If you are involved with SQL and want to simplify it, are tired of conflicting information about data integrity, or just want to make database programming easier, then it is important to know these database naming conventions best practices. If you take a look at the average piece of content on the internet today on this subject, you’ll find that most of the information either conflicts or doesn’t make a lot of sense. Let’s clear that up today.
1. Consistency is always the best policy.
One of the most popular pieces of advice is to equip columns with unique names in a database. The thought process seems good on paper: the unique name gives you a natural reference point so that you can find any specific column at any specific time. The only problem is that unique names eventually become difficult to find. A good practice is to just name columns that are based on their function. If your column is for a description, then just called it “Description.”
2. Every table should have its own row identifier.
If tables are joined against multiple columns for a single entity, then trying to enforce any database constraints becomes a migraine in the waiting if the parent row has a compound key. Many databases don’t even support foreign key constraints, making them virtually impossible for data access from an end user standpoint. If you give each table its own row identifier, you’ll be able to clean up the programming while making the naming conventions a whole lot easier to understand.
3. Plural or singular names don’t really matter.
This all comes down to personal preferences and how people think. Some people need to have plurality for the name to make sense. Others see having plural names as the waste of a character. What matters more is that whatever process you use for naming, it needs to remain the same and be readable in the format that you choose. Some people like to put multiple word names into one word with capital letters separating the word. Others prefer to use dots, while still others like to use an underscore to make the entire process easy to read and understand.
4. Prefix names make sense when you include them as an indication of the object type involved.
If you have multiple modules that all have similar tables that must be organized, then allowing for a table prefix to distinguish between the different subjects will help everything make a lot more sense. It’s important, however, to make sure that if you use abbreviations for these different modules that the abbreviations make sense. If you’re abbreviating a security module, using “ITY” might make sense to you since its the last three letters of the word, but the average person is going to look at that like you’re writing in a foreign language.
5. Never allow the database to put in the constraint names automatically.
If you allow the automatic constraint names, then you’ll find that they add a random number at the end of it. This especially a problem if you have a production database that is outside of your office. You’ll wind up with two databases that have two different constraint names and merging them together into a cohesive unit is virtually impossible. You don’t really want numbers in your name in the first place, so don’t get into the lazy habit of not typing in a name. You’ll pay for it later on – guaranteed.
6. LNV naming conventions is often the standard that is used, even if Microsoft Office or Visual Basic is not being used.
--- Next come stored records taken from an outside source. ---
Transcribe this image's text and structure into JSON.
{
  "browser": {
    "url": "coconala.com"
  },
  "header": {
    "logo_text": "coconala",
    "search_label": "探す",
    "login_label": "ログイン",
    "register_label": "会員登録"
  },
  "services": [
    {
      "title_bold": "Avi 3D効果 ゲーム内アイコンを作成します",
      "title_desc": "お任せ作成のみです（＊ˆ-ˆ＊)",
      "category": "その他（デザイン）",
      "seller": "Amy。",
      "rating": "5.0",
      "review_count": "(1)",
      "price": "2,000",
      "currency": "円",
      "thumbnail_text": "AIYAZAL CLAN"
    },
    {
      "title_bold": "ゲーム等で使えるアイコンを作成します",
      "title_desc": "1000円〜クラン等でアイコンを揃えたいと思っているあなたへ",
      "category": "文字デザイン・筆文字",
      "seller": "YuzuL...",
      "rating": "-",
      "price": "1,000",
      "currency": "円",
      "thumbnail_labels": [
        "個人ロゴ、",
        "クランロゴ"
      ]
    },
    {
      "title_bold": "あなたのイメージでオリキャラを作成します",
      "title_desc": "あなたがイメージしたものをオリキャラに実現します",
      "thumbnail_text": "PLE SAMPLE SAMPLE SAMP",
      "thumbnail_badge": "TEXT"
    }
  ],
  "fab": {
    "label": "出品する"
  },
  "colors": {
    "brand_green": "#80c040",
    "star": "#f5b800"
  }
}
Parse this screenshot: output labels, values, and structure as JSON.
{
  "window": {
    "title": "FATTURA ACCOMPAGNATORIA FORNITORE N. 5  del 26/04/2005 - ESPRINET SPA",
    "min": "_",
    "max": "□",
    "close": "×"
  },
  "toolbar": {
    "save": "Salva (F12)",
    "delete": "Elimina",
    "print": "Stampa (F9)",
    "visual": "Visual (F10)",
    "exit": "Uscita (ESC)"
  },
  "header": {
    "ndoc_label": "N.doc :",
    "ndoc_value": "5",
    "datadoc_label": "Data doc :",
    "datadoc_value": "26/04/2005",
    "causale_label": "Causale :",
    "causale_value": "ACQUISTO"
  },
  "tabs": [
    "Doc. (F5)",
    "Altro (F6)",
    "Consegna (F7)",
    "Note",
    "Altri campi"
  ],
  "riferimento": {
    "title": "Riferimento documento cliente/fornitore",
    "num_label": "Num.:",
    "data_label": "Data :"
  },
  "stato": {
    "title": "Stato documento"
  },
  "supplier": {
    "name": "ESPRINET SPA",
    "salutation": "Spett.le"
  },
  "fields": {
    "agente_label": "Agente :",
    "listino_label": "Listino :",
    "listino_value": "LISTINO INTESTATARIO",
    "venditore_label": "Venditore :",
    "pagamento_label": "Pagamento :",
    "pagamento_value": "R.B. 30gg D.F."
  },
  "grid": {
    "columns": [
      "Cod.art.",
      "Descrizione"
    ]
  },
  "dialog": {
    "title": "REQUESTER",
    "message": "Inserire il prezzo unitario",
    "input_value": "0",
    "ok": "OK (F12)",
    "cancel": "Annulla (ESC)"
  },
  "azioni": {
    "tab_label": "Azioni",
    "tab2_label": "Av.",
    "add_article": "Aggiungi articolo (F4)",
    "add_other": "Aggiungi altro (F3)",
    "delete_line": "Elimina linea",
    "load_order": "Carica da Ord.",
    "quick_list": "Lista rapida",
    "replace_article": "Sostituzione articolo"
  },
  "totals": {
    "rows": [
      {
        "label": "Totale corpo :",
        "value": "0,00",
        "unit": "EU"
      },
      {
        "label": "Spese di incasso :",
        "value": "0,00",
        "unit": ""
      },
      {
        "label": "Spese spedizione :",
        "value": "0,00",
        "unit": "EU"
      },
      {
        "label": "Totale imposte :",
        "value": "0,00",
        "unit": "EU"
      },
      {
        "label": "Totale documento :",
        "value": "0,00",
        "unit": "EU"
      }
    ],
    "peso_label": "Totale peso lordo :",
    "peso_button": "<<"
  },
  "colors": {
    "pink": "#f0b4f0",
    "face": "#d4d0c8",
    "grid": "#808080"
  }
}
The LNV naming conventions are widely used almost everywhere. If you are not familiar with them, then having an appendix on hand for the naming convention tags for objects will be a useful informational reference. In particular, the tags for access objects is incredibly useful because many naming conventions across the board are similar. If you include these in your database, then you will make it user friendly for those who may need to access it later on in the future.
7. Use plain old English whenever possible.
Having a number of abbreviations might make sense to you, but HAZENPLB isn’t going to make a lot of sense to other administrators who come across your work. People shouldn’t feel like they need to have a decryption ring with them to decipher what you meant. The reason for these names is because there used to be an 8 letter requirement in naming. That is long gone, so if you need to have a field that involves customer zip codes, you can literally name it CustomerZipCode.
8. Spaces are just bad news.
Anything is better than a space in an object name. Some platforms allow spaces to be included in a name, but they can cause a massive programming headache later on down the road – especially when it comes time to migrate data.
9. Follow the rule of pillar data.
Field names that are date specific will quickly become outdated and useless. Instead of assigning a year, just assign a name that makes sense for the field. If you’re keeping track of zip codes, to use the example above, don’t say CustomerZipCode2014. Just keep it plain and simple and you’ll have a better overall experience.
10. Avoid being redundant so you can avoid being redundant.
It can be easy to get into the habit of naming items based on certain prefixes that are needed and names that are being used. The only problem is that this can often create a redundancy within your name that can make it difficult to access later on. If you need a zip code report object, then calling it rptZipCodeReport will just make people shake their heads when they see it.
Most importantly, if you have a question regarding names that you see of names that you should assign, never assume what the local best practices happen to be. Get a second opinion so that the data can be effectively used. If it makes sense to your database administrator and your friend who has no clue about what you do, then you’ve found a good name.
The goal of the database naming conventions best practices is to create names that are consistent, readable, and easy enough to understand. These 10 tips will help you do just that.